The incompatibility of this vision with mainstream political Zionism came into focus gradually in the political arena, when it became clear that religious settlers would proceed regardless of demography. If they have their way, Zionism’s great achievement, one place under the sun where the Jews are not a minority, would be lost.
Why then does Netanyahu’s administration insist on renewing settlement construction? The reason is a combination of short-sighted security arguments, cynical political considerations, and conservative habits of mind. In terms of security, Netanyahu believes that the officially temporary occupation can be extended more or less indefinitely, and that this is the only way to keep terrorism in check; politically he wishes to appease his religious coalition partners, without which his government may collapse; and lastly, his conservative outlook still rests on the sense that the more Israel encroaches on the future territory of Palestine, the safer it would be.
This is a dangerous game to play. Because in the long run, it endangers Israel’s most vital interests. The longer the occupation lasts, the more Israel is perceived as a colonial power, bent the subjugation of another people. Further settlement seems to the world as proof of this, and the forces bent on delegitimizing the right of Jews to self-determination are gaining momentum. Even Israel’s allies are beginning to feel uncomfortable.

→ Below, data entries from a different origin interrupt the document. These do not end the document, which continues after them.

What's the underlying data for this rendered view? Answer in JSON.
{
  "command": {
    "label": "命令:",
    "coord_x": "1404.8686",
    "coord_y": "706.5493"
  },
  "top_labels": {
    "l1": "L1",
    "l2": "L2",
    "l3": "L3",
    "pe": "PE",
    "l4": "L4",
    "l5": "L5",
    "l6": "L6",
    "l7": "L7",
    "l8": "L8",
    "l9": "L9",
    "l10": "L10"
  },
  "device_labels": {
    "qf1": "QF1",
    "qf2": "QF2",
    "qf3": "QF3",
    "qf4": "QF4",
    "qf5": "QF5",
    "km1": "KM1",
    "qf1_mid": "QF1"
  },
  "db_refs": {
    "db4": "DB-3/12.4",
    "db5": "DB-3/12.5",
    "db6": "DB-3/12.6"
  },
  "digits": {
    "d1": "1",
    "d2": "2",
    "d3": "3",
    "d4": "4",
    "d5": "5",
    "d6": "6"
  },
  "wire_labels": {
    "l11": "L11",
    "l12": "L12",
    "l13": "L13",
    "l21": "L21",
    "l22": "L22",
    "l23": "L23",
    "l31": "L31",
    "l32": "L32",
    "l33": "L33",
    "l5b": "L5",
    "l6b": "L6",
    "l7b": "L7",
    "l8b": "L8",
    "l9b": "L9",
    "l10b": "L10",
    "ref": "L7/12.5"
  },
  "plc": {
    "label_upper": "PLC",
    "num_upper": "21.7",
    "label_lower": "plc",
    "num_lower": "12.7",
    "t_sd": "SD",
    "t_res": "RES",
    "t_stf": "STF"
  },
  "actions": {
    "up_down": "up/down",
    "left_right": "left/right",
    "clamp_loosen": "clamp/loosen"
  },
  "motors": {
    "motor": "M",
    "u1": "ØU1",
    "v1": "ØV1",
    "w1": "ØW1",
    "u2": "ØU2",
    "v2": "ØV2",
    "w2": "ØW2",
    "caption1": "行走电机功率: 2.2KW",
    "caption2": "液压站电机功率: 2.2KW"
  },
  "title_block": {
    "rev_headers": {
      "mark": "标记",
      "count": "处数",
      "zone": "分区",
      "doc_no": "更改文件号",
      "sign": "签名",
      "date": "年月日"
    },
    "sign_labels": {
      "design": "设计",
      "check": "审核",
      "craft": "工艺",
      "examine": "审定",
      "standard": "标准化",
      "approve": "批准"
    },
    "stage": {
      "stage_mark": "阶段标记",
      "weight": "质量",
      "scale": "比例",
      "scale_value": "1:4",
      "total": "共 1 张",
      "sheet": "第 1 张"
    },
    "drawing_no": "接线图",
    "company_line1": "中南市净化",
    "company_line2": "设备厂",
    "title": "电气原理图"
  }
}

Jews worldwide increasingly feel the need to put a distance between themselves and Zionism.
But what is worse is that eventually this encroachment on the future Palestine will not achieve Netanyahu’s goals—it will achieve the goal of religious settlers. If they have their way, their asphalt and concrete will prevent partition into two states and will drown the ship of Zionism in a Lebanon-like bi-national swamp. Religious settlers are therefore not just a clear and present danger to peace, or to peace talks, but an existential threat to Zionism itself. Supporting settlement is an anti-Zionist stance. The grounds for resisting the settlers’ enterprise are not only the right of Palestinians to self-determination but also the right of Jews to self-determination. Zionists and their allies must therefore oppose further settlement, for Israel’s, not just Palestine’s, sake.
Gadi Taub is an assistant professor at the Hebrew University of Jerusalem, and author of The Settlers and the Struggle Over the Meaning of Zionism (Yale University Press, 2010). He can be reached online through www.gaditaub.com.
Homepage image: A Jewish Settlement in Shomron, West Bank (Wikimedia Commons/2007)